The complex is a mass of buildings and satellite dishes. That’s what I saw. That’s all I can tall you. There wasn’t a studio tour or anything. This wasn’t a tourist visit. ‘Twas business. I would have liked to have met Scott Van Pelt, though. He’s a funny, funny guy.
So after a year or so of contributing with them, they wanted to talk about some things, so I headed to Bristol. Long of the short–get ready to see me writing a lot more about sports, taking a lot more trips to sporting events, and doing a lot more stuff for them about sports and lifestyle. I’m also hoping to do more work for Page 2, so I’m pretty stinkin’ excited.
Here’s the biggest thing. Have you ever dealt with people and simply felt respected by the time it was done? Not talking about money or anything else. I mean just the feeling that the people you’re talking to appreciate what you do. Now that I’m at a point where I’m into what I’m going to do with my life, that’s something. In his last piece, Ralph said that a man’s only got “the integrity of his work.” That’s real, and that should explain why this hit me in such a great place.
While riding clouds on the way to the hotel after meeting with the folks, I just felt energized. I started thinking of things I would like to do, places I would like to go, all of that stuff. I had been reading Classic Wiley on the way up there, so all the things I was learning while reading that were starting to manifest themselves.

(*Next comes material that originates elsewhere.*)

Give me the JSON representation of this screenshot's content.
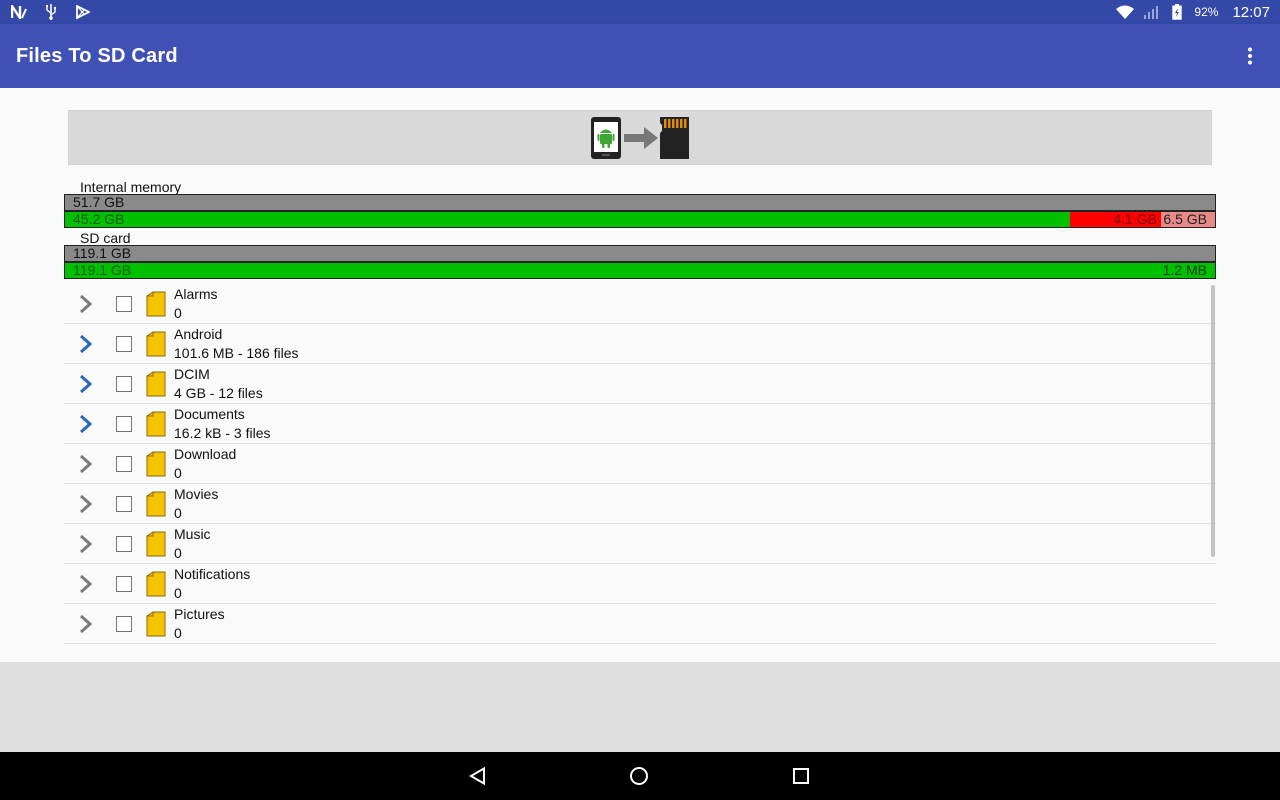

The next morning, I was still rolling. I hooked up the Dell in the airport and just started writing, throwing ideas together on a piece and thinking of what to do next. It was like a creative explosion.
Something tells me the next year is going to be a special time. For the first time, I’m devoting all my energies and attention toward writing. I’ve always been pleased with my work, but I’ve never felt like I was doing the best that I could. I don’t write enough. Instead of a great piece every month or so and being consistently pretty good, I want to get to the point where people know that reading something with my byline is reading something that could be the greatest shit you’ve read in a while. I want people to read my shit for the same reason people would watch Nolan Ryan–there’s a chance history could be made, and no one would want to miss that. I’m trying to throw seven no-hitters in this here thing, dig?
And now, we start moving toward that. Today is the first day of the rest of the week, but now is the time to do this for real.